Closer to home, tens of thousands of Common Loons along with some ducks and Cormorants have been killed in the past 10 to 15 years from avian Type E Botulism. The deaths were likely caused by a combination of human-related activities and a particular set of circumstances. Undoubtedly, certain human activities threaten wildlife. As a result, we have an ethical responsibility to ensure that our actions are not endangering other forms of life and if they are, we should change them so that they don’t.

So while the recent animal die-offs reported in the media are not really that uncommon, they can be seen as an extension of a greater problem: extinction.

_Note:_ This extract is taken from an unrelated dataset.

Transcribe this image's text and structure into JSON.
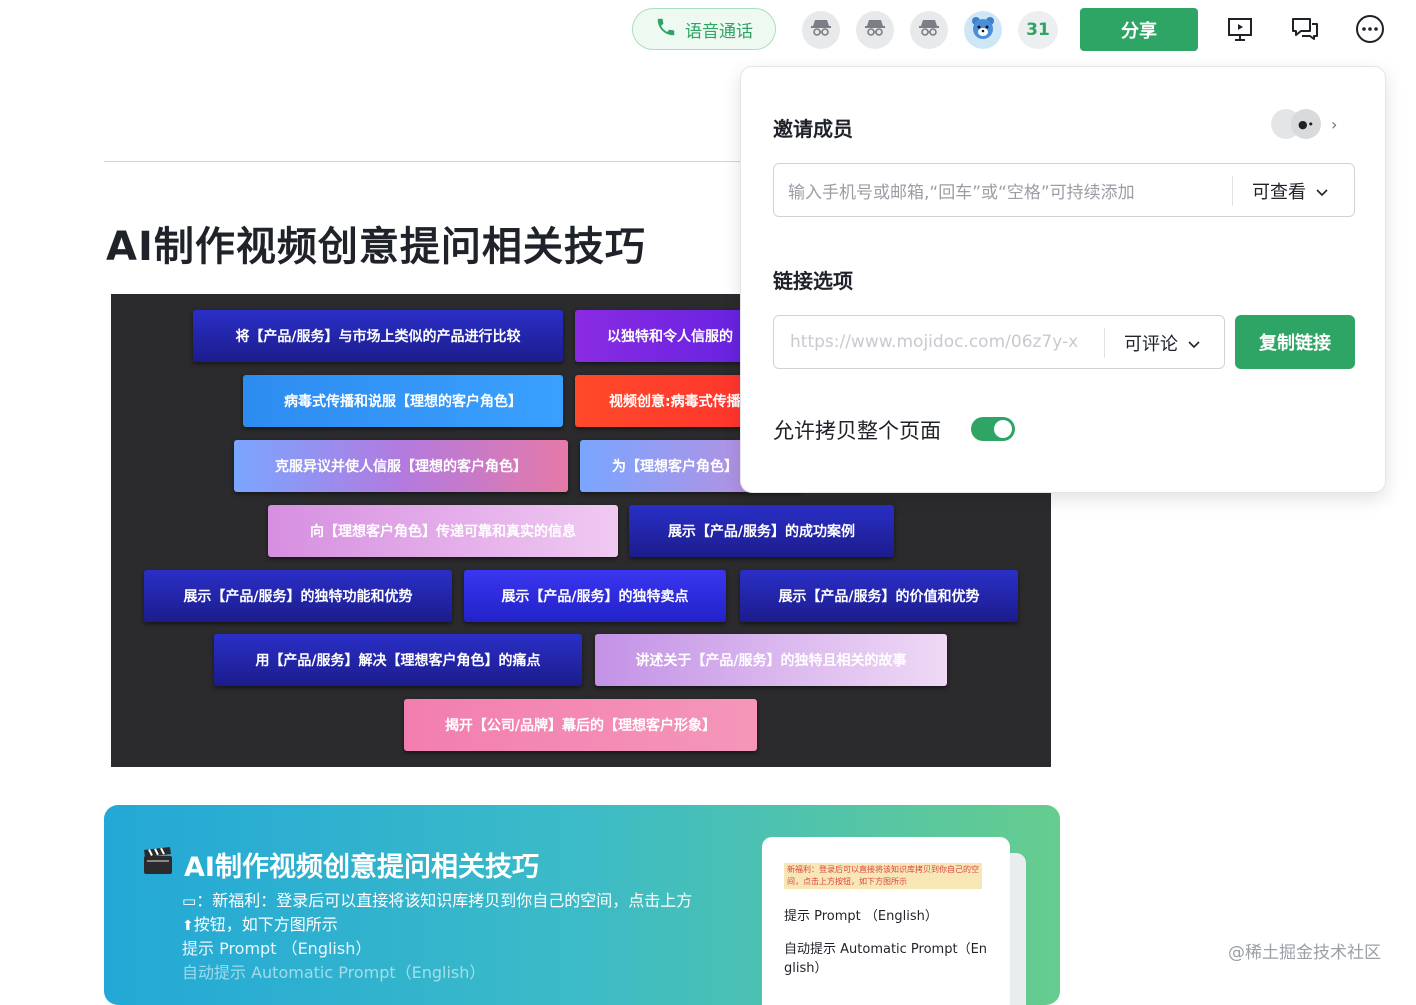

Experts say that worldwide, 17,000 plants and animals are threatened with extinction. The over-riding cause is human ‘progress’, which often results in significant habitat loss. And increasingly, climate change will drive the disappearance of wildlife. The Intergovernmental Panel on Climate Change (IPCC) reported that 20%-30% of the world’s plant and animal species will be at increased risk of extinction if global temperatures continue to rise.

A major study last year raised alarm bells over dramatic declines in biodiversity on the planet; 20% of the world’s vertebrates are threatened, and an average of 52 species of mammals, birds and amphibians move closer to extinction annually.

Canada’s latest and most comprehensive survey of biodiversity shows that in this country 20% of amphibians are at risk of extinction, 17% percent of freshwater fish are endangered or threatened, 40% of grassland birds have been lost and there has been a 50% decline in the 35 shorebird species found in Canada.

At Nature Canada, we’re working to prevent the extinction of plants and animals by:

  • Informing the public about the plight of Canada’s threatened wildlife
  • Understanding the nature of human-caused threats to wildlife
  • Pushing for effective laws and supporting programs to protect endangered species and their habitats, and keep common species common.

While the intense media focus on the Aflockalypse may have been nothing but a curious media meme, it is certainly true that these days, it’s harder for many species to survive and thrive, and much work is needed to avoid the current extinction trends.